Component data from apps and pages
"""

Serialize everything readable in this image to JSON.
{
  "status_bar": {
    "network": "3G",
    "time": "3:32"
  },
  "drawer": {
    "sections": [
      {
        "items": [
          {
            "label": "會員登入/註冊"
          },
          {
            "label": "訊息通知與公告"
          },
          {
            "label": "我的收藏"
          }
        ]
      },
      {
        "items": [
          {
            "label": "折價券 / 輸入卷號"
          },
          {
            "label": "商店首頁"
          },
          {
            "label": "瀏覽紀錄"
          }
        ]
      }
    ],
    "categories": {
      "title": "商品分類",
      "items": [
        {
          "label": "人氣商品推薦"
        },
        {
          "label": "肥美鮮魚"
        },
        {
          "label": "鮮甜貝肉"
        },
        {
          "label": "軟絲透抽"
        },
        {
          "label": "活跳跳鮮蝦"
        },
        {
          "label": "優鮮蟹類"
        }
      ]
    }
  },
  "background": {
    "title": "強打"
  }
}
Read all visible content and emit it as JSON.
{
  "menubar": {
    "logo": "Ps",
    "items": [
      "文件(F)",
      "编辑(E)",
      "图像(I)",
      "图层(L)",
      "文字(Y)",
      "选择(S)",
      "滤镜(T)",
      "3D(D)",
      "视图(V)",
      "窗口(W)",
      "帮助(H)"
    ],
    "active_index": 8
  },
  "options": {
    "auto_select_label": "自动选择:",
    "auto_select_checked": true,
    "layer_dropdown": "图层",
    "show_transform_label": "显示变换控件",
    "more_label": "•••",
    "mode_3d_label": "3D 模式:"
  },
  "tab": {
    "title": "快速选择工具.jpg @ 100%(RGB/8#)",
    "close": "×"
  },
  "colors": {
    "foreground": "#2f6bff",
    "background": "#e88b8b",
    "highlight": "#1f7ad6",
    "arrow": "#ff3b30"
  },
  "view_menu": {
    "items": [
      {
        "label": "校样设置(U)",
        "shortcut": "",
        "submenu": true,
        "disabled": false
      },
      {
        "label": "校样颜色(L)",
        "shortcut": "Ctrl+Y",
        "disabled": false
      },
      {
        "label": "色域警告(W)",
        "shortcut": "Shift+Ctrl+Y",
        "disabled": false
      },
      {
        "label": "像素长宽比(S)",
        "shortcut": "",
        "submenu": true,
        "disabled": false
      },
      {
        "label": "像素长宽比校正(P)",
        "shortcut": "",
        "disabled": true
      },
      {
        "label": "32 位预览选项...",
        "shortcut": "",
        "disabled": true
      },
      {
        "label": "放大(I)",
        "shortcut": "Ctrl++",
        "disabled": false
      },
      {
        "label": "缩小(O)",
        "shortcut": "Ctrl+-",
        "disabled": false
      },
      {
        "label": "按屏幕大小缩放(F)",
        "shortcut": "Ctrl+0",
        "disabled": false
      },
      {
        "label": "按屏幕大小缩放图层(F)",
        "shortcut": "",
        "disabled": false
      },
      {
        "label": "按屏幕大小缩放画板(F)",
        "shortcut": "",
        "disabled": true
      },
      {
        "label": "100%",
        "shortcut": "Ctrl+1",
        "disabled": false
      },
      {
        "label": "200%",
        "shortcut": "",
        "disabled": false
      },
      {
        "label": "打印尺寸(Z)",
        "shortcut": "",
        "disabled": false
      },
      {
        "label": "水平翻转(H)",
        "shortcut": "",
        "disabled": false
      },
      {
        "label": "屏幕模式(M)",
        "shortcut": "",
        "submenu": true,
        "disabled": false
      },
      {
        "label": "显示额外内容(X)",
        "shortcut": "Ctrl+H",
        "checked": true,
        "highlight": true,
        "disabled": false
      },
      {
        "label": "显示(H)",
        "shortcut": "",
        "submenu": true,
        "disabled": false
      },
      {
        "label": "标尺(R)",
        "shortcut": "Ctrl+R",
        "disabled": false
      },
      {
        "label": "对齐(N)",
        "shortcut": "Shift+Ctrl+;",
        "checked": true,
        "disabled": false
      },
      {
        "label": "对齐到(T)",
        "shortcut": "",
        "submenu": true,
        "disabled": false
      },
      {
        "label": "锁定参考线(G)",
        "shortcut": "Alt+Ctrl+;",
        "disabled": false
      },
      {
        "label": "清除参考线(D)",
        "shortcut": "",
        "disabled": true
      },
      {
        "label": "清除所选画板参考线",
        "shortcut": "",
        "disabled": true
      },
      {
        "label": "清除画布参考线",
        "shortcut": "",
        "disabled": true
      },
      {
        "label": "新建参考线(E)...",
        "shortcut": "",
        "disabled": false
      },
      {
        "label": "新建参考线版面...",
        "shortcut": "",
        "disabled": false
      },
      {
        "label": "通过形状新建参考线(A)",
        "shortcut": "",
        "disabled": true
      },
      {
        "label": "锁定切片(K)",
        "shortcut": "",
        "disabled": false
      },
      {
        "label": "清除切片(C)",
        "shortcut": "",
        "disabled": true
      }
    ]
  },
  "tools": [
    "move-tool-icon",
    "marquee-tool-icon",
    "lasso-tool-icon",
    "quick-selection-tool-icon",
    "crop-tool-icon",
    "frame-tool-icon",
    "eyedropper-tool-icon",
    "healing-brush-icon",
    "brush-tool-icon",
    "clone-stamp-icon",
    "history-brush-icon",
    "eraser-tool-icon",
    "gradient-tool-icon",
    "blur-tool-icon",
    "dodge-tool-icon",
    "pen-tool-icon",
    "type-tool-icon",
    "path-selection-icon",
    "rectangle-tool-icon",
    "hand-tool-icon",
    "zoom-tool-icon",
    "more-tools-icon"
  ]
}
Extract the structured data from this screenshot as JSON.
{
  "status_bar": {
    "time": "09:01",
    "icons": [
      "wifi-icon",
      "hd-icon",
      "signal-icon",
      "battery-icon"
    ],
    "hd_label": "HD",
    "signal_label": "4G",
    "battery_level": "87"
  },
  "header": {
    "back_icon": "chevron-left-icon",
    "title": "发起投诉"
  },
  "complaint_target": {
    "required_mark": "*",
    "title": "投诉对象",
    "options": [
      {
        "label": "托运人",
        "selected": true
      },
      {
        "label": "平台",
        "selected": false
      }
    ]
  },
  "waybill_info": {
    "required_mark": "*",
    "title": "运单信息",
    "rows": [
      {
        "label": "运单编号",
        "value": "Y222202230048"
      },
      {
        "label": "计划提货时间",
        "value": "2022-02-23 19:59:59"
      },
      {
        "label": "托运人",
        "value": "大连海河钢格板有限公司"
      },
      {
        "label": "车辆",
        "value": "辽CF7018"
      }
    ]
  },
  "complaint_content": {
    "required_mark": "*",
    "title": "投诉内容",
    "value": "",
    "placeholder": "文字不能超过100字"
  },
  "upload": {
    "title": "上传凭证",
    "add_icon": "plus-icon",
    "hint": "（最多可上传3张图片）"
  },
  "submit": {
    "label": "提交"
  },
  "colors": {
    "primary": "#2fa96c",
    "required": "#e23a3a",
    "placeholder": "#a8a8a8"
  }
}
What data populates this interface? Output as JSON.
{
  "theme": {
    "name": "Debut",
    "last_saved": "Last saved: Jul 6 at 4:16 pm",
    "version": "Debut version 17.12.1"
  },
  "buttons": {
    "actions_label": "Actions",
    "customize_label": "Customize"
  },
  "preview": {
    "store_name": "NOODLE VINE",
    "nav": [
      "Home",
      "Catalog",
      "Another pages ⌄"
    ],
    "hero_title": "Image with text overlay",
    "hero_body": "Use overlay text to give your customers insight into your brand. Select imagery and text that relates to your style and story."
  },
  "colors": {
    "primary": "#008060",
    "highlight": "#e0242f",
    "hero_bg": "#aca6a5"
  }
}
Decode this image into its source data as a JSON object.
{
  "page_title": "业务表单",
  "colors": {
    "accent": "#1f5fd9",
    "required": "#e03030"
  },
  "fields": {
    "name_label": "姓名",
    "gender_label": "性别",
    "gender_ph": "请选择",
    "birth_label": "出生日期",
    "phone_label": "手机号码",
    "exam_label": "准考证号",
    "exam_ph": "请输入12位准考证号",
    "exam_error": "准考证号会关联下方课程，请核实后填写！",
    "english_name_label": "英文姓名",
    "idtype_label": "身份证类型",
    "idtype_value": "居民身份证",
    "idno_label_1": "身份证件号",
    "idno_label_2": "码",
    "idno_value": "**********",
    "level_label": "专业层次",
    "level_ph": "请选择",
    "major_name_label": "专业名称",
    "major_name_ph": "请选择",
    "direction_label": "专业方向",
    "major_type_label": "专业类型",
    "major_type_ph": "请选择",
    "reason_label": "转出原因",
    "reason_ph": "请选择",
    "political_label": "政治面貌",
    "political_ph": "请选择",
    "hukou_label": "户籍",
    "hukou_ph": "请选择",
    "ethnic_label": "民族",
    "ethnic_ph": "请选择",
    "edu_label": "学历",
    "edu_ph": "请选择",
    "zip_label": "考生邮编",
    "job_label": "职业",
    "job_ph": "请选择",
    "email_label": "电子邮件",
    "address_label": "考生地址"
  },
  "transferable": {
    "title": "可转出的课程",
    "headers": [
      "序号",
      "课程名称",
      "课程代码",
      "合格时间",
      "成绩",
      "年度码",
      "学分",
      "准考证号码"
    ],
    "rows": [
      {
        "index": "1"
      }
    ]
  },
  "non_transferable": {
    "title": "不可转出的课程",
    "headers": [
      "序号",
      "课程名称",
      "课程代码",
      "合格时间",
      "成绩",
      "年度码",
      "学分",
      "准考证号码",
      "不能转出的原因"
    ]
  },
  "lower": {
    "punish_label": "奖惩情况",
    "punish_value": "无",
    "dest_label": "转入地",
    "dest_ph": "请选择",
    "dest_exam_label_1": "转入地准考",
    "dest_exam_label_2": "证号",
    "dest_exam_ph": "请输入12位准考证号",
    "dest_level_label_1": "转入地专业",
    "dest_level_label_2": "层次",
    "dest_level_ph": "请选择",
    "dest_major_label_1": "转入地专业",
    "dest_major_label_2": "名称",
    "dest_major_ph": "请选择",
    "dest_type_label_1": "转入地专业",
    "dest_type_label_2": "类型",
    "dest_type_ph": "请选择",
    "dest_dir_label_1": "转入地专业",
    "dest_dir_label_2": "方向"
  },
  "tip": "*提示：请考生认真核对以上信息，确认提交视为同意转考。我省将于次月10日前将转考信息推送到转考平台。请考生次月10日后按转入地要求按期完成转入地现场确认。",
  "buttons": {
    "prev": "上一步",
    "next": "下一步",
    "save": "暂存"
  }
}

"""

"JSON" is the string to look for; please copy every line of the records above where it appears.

* _Written response_
Serialize everything readable in this image to JSON.
Read all visible content and emit it as JSON.
Extract the structured data from this screenshot as JSON.
What data populates this interface? Output as JSON.
Decode this image into its source data as a JSON object.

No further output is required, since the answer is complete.